A post shared by Myo (@myo) on Jun 18, 2018 at 3:07am PDT The post spread around the Internet and received a lot of attention.
I was curious if the post had helped people with eczemas, spas, or any other condition.
I looked through the post and found a lot more information than I expected.
It helped me see how spreadability impacts the treatment and outcome of my condition.
Here’s a look at how spreadsheets work, how they’re useful in the diagnosis, and what you can do with them in the future.
Spreadsheet Definitions and Concepts Spreadsheets can be used to understand your symptoms, treatments, and outcomes.
They’re used to predict the severity and course of your illness, so they can help you plan for your next steps.
Spreadsheets are useful because they’re really hard to make up your mind about.
I’ve read countless posts on the subject of spreadsheets and they’re often used to make predictions.
For example, someone might predict that if you have eczma they’re going to need a vaccine.
They might write something like, “I’ll need a dose of vaccine for my eczmia and I’ll need to stay away from my ecZME.”
Spreadsheets have become a useful tool in the treatment of many different diseases.
Some have proven to be very helpful, like the spreadsheets that predicted how long it would take for me to die from leukemia.
Spread the Word Spreadsheets exist for a reason.
They help people make better decisions about how they should live their lives.
They allow them to be more aware of their health and to be able to make better choices about their treatment and care.
But spreadsheets are also a powerful tool.
When you see a spreadsheet, you can see that someone has been using them to analyze their symptoms and how to care for themselves and their family.
You can see the spreadsheet’s information on how much money they need to spend on medication, and on how long they have to stay at home.
You’ll notice that the spread sheets show how much of the costs of caring for yourself and your family is covered by the government.
These spreadsheets allow people to make decisions about their care, and it’s important that people have accurate information about the costs they’ll have to pay for their care.
Spreadable Spreadsheets The spreadsheets in this post were created by a group of students from Stanford University and the University of Maryland.
The spreadsheet was a simple Excel spreadsheet with the following data: Patient Name: Name of the person with an eczemia.
Encephalitis: What symptoms is this person having?
Epidemic: How many people have eczeas?
Epilepsy: How does this person have epilepsy?
Episodic memory: How often does this patient have episodic memory problems?
Electroencephalogram (EEG): What is this patient’s EEG reading?
Immunoglobulin E (IgE): What does this individual have?
Respiratory tract: What is the patient’s respiratory tract infection?
Cardiac: What does the patient have?
What does the individual have is a list of the symptoms listed.
For each symptom, I listed all the factors that were known to correlate with that symptom.
I also included the number of patients in my study and the duration of the illness.
I used the data to predict how long I would need to remain at home to treat my symptoms.
It was based on the amount of time it would cost to treat me with an appropriate treatment.
I used this data to make my predictions about the cost of treatment and the time it should take to treat each person.

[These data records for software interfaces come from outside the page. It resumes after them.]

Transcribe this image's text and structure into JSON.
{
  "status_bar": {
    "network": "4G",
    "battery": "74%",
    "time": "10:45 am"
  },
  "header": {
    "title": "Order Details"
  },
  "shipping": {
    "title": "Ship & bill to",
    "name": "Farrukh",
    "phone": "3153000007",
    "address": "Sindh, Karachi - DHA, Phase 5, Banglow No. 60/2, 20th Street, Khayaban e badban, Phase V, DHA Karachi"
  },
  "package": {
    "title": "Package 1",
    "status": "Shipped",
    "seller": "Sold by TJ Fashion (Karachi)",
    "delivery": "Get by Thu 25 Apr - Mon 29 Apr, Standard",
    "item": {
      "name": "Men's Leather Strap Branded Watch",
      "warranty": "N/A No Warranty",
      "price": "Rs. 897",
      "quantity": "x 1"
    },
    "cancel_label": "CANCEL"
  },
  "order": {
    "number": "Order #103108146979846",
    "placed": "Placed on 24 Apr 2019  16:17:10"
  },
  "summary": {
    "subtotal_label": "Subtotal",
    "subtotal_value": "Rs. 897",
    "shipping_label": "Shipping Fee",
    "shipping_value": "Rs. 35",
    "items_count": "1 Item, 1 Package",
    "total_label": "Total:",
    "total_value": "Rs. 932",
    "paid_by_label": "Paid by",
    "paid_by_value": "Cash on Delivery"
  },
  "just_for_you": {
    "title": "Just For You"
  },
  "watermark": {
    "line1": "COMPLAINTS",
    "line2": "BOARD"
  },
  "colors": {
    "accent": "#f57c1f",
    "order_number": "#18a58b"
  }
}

I then used the numbers to estimate how much the person’s cost would be and how much I would be able care for my patients if they did receive a treatment.
When I was making my predictions, I also looked at the duration that the person would need for treatment.

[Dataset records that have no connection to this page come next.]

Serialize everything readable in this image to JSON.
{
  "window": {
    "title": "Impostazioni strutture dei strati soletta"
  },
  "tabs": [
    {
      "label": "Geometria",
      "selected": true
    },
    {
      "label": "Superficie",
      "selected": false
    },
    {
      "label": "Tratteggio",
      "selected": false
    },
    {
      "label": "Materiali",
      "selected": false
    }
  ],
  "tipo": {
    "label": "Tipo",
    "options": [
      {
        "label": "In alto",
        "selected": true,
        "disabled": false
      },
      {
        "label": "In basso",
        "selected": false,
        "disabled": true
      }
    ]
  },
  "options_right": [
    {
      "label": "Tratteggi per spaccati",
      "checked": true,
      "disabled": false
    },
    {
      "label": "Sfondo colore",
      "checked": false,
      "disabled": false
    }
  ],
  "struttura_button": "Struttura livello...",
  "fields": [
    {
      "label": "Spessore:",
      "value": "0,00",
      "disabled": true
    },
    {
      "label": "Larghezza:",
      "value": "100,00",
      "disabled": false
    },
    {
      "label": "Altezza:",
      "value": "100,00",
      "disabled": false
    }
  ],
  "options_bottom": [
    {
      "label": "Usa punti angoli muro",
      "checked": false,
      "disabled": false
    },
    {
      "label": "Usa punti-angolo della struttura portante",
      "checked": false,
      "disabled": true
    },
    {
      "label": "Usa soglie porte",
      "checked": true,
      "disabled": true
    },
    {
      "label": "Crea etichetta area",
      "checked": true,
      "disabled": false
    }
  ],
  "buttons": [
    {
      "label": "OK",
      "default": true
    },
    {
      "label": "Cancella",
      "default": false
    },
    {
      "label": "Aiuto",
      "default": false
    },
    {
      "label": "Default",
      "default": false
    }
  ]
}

I included the time that I expected to spend treating each person and the number and duration of my treatments for each person, so that I could figure out how much each person would pay in terms of time and care, as well as the expected outcome of treatment.
Spread of the Spreadsheet After my calculations were done, I used a spreadsheet to make a prediction about how long a person would have to be home for each treatment.

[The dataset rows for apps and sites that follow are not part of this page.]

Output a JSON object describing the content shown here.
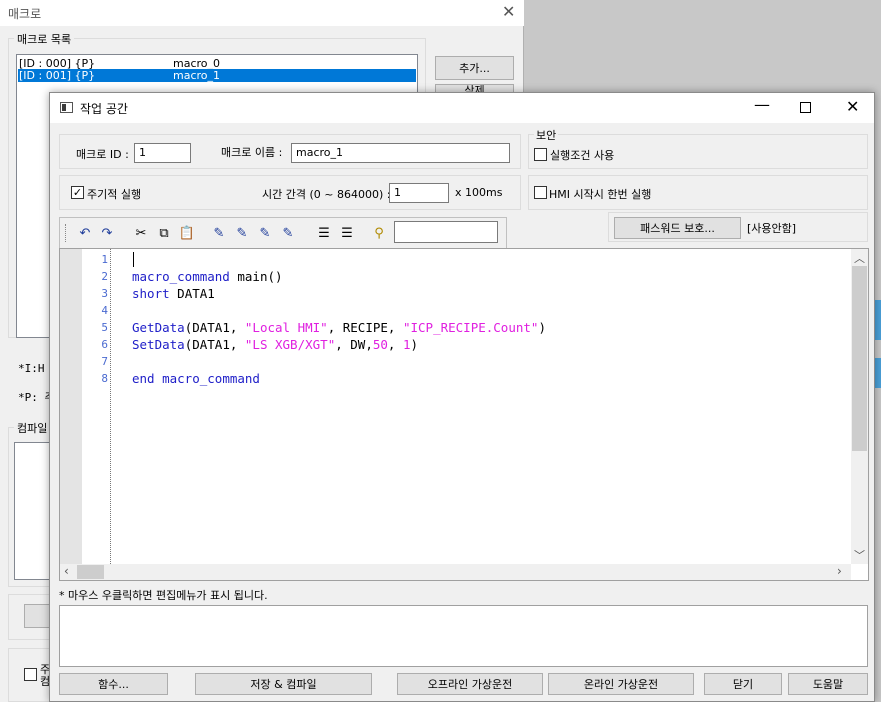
{
  "bg_window": {
    "title": "매크로",
    "list_group": "매크로 목록",
    "macros": [
      {
        "id": "[ID : 000] {P}",
        "name": "macro_0"
      },
      {
        "id": "[ID : 001] {P}",
        "name": "macro_1"
      }
    ],
    "add_button": "추가...",
    "partial_button": "삭제",
    "note_i": "*I:H",
    "note_p": "*P: 주",
    "compile_group": "컴파일",
    "bottom_cb_line1": "주",
    "bottom_cb_line2": "컴"
  },
  "dialog": {
    "title": "작업 공간",
    "macro_id_label": "매크로 ID :",
    "macro_id_value": "1",
    "macro_name_label": "매크로 이름 :",
    "macro_name_value": "macro_1",
    "security_group": "보안",
    "use_condition": "실행조건 사용",
    "periodic_label": "주기적 실행",
    "periodic_checked": true,
    "interval_label": "시간 간격 (0 ~ 864000) :",
    "interval_value": "1",
    "interval_unit": "x 100ms",
    "hmi_once": "HMI 시작시 한번 실행",
    "password_button": "패스워드 보호...",
    "password_status": "[사용안함]",
    "toolbar_search": "",
    "hint": "* 마우스 우클릭하면 편집메뉴가 표시 됩니다.",
    "buttons": {
      "functions": "함수...",
      "save_compile": "저장 & 컴파일",
      "offline_sim": "오프라인 가상운전",
      "online_sim": "온라인 가상운전",
      "close": "닫기",
      "help": "도움말"
    }
  },
  "code": {
    "line_numbers": [
      "1",
      "2",
      "3",
      "4",
      "5",
      "6",
      "7",
      "8"
    ],
    "l2_kw": "macro_command",
    "l2_rest": " main()",
    "l3_kw": "short",
    "l3_rest": " DATA1",
    "l5_fn": "GetData",
    "l5_a": "(DATA1, ",
    "l5_s1": "\"Local HMI\"",
    "l5_b": ", RECIPE, ",
    "l5_s2": "\"ICP_RECIPE.Count\"",
    "l5_c": ")",
    "l6_fn": "SetData",
    "l6_a": "(DATA1, ",
    "l6_s1": "\"LS XGB/XGT\"",
    "l6_b": ", DW,",
    "l6_n1": "50",
    "l6_c": ", ",
    "l6_n2": "1",
    "l6_d": ")",
    "l8_kw1": "end",
    "l8_sp": " ",
    "l8_kw2": "macro_command"
  },
  "colors": {
    "keyword": "#1e1ec8",
    "string": "#e020e0",
    "selection": "#0078d7"
  }
}
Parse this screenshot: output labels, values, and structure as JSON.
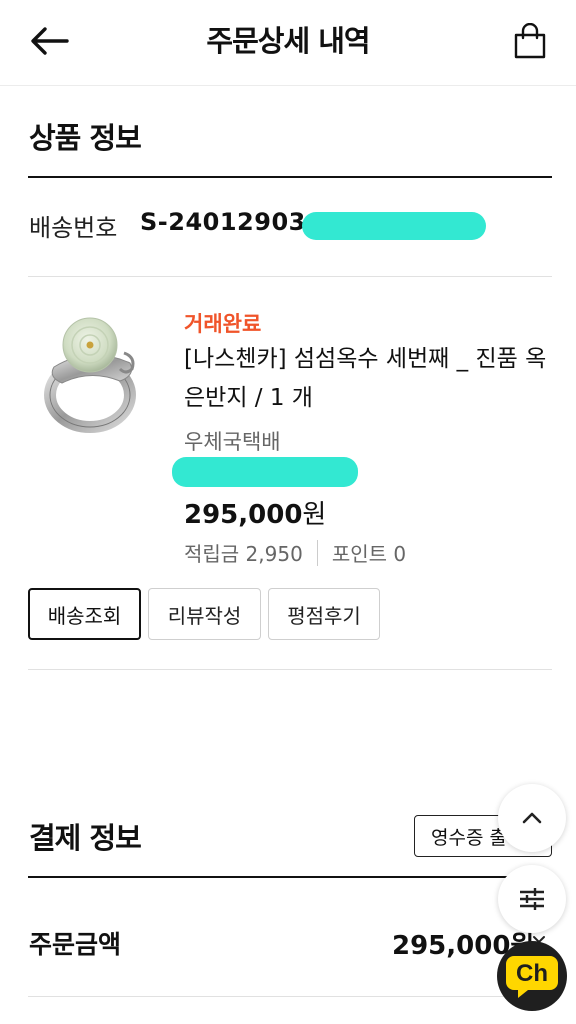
{
  "header": {
    "title": "주문상세 내역",
    "back_icon": "arrow-left-icon",
    "cart_icon": "shopping-bag-icon"
  },
  "product_section": {
    "title": "상품 정보",
    "shipping_number_label": "배송번호",
    "shipping_number_value": "S-24012903-",
    "item": {
      "status": "거래완료",
      "name": "[나스첸카] 섬섬옥수 세번째 _ 진품 옥 은반지 / 1 개",
      "shipping_method": "우체국택배",
      "price_number": "295,000",
      "price_unit": "원",
      "reward_points": "적립금 2,950",
      "points": "포인트 0"
    },
    "buttons": {
      "track": "배송조회",
      "review": "리뷰작성",
      "rating": "평점후기"
    }
  },
  "payment_section": {
    "title": "결제 정보",
    "receipt_button": "영수증 출",
    "total_label": "주문금액",
    "total_value": "295,000원"
  },
  "floating": {
    "scroll_top_icon": "chevron-up-icon",
    "filter_icon": "sliders-icon",
    "channel_label": "Ch"
  },
  "colors": {
    "status": "#f0542a",
    "redaction": "#33e8d2",
    "channel_bg": "#1f1f1f",
    "channel_fg": "#ffd600"
  }
}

To calculate the expected outcomes, I divided the number that I had for each patient into the number I expected each person to pay, and added the predicted number of treatment visits to that number.
My calculations showed that the patient who was diagnosed with an epidermolysis bullosa (EB) was going to be on the home care plan for an average of 7.5 treatment visits per person per day for a total of over 16 hours per week.
This is the person who would be on home care for an